BEGIN ENTRIES SHOWN
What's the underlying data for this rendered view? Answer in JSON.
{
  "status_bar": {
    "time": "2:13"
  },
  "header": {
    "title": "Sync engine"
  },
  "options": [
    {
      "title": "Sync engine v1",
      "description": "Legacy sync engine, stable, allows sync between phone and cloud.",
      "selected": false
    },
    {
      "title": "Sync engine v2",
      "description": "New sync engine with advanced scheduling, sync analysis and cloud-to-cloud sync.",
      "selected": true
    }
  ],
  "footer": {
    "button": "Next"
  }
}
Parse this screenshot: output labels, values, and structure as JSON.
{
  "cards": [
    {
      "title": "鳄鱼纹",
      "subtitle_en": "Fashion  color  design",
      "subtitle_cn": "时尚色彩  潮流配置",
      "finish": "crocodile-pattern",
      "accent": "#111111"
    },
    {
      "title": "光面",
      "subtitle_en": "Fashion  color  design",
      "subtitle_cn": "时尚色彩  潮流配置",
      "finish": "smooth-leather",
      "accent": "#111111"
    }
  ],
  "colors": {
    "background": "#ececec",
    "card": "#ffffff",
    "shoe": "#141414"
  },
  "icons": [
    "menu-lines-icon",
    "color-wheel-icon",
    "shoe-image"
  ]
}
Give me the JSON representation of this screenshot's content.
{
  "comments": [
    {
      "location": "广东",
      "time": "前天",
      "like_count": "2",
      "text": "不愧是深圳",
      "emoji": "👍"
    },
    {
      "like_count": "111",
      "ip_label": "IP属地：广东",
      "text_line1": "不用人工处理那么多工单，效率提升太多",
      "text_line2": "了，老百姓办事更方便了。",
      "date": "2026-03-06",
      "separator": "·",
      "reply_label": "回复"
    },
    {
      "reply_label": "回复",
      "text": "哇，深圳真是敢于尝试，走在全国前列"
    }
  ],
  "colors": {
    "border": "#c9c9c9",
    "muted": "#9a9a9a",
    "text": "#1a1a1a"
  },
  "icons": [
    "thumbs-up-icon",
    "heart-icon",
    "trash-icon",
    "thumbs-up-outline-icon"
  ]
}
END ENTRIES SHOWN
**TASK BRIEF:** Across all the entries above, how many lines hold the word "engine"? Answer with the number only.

**RESULT:** 5